Several species of trees can be described as sticky or glutinous. These trees grow in a range of sizes, shapes and colours and produce a wide variety of flowers and fruits. Some have sticky leaves, some produce glutinous sap while others have sticky fruits. When choosing sticky trees for your landscape, select species with soil, sun and moisture needs that best match the conditions in your planting site.
Some trees exude glutinous sap. The banyan (Ficus benghalensis) tree's sticky sap can be used for medicinal purposes and to make gum. Banyan trees grow to 80 feet tall with a 70-foot spread. These fast-growing evergreens have wide, pendulous canopies with descending branches that often hang to the ground. Banyans thrive in full sun to partial shade and well-drained to dry soils. The gumbo limbo (Bursera simaruba) has sticky sap. This semi-evergreen tree grows up to 60 feet tall with drooping branches. It has bronze, shiny, resinous bark and produces red berries with triangular-shaped seeds. Gumbo limbos grow well in full sun to partial shade and tolerate salt, drought, alkaline and sandy soils.

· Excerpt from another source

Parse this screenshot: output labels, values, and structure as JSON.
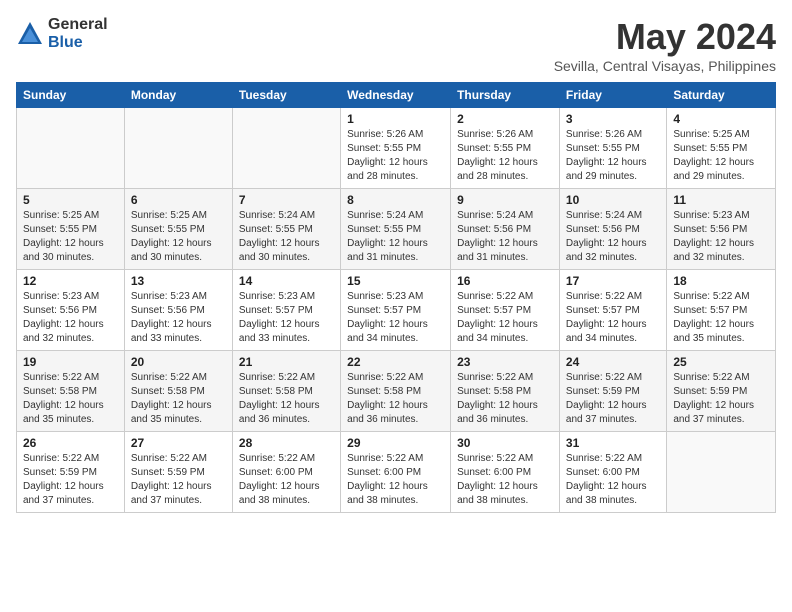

Certain trees produce glutinous fruits, seeds or pods. The Kentucky coffee tree (Gymnocladus dioicus) produces flat pods that contain seeds surrounded by sticky pulp. These North American natives grow to 60 feet tall with a wide 70-foot spread. They have pinnately compound, deciduous foliage that turns yellow in fall. Kentucky coffee trees grow best in full sun and well-drained soil. The tamarind tree (Tamarindus indica) produces sticky seed pods filled with a sticky, edible pulp used for flavouring drinks, condiments, curries and candy. This tropical tree grows from 80 to 100 feet with a 40-foot spread. It has bright-green, feathery evergreen foliage and blooms with yellow, orange and red flowers. Tamarind trees prefer full sun and moist, rich, well-drained soil.
Some trees have glutinous foliage or buds. The balsam poplar (Populus balsamifera) has serrated foliage with sticky, copper-hued undersides. This deciduous tree also produces sticky, aromatic buds that bloom in catkins. A member of the willow family, the balsam poplar's natural range falls across much of upper North America. It grows from 75 to 100 feet tall and prefers moist, cool soil. The eastern red cedar (Juniperus virginiana) has dark, lustrous, slightly sticky foliage. This evergreen grows to 50 feet tall with a narrow 15-foot spread. Eastern red cedars produce blue fruits that attract birds. They grow best in full sun and well-drained soil and tolerate drought and salt.
Shoots and Leaves
Several members of the alder (Alnus spp.) genus have glutinous foliage and shoots. The black or European alder (Alnus glutinosa) is named for its dark green serrated foliage that, in young trees, is coated with a sticky substance. This deciduous tree grows to 60 feet tall with a 40-foot spread. It prefers sun to partial shade and tolerates a range of soils, from wet to dry. Black alders bloom with yellow, red and brown flowers in catkins. The white alder (A. rhombifolia) produces shoots covered with sticky red hairs and has glutinous, deciduous foliage. It grows quickly from 75 to 100 feet, with a 40-foot-spread. White alders bloom with yellow flowers in spring and thrive in full sun to partial shade and moist, well-drained soil.
- Florida Center for Instructional Technology: Banyan Trees
- Minnesota State University Moorhead: "Plants in Forest Native Plant Community Dichotomous Keys"; John Almendinger, et al.; Dec. 14, 2007
- U.S. Forest Service: Populus Balsamifera
- University of Wisconsin Green Bay: Alnus Glutinosa
- University of California Los Angeles: Alnus Rhombifolia (PDF)
- Wayne's Word: Legume Family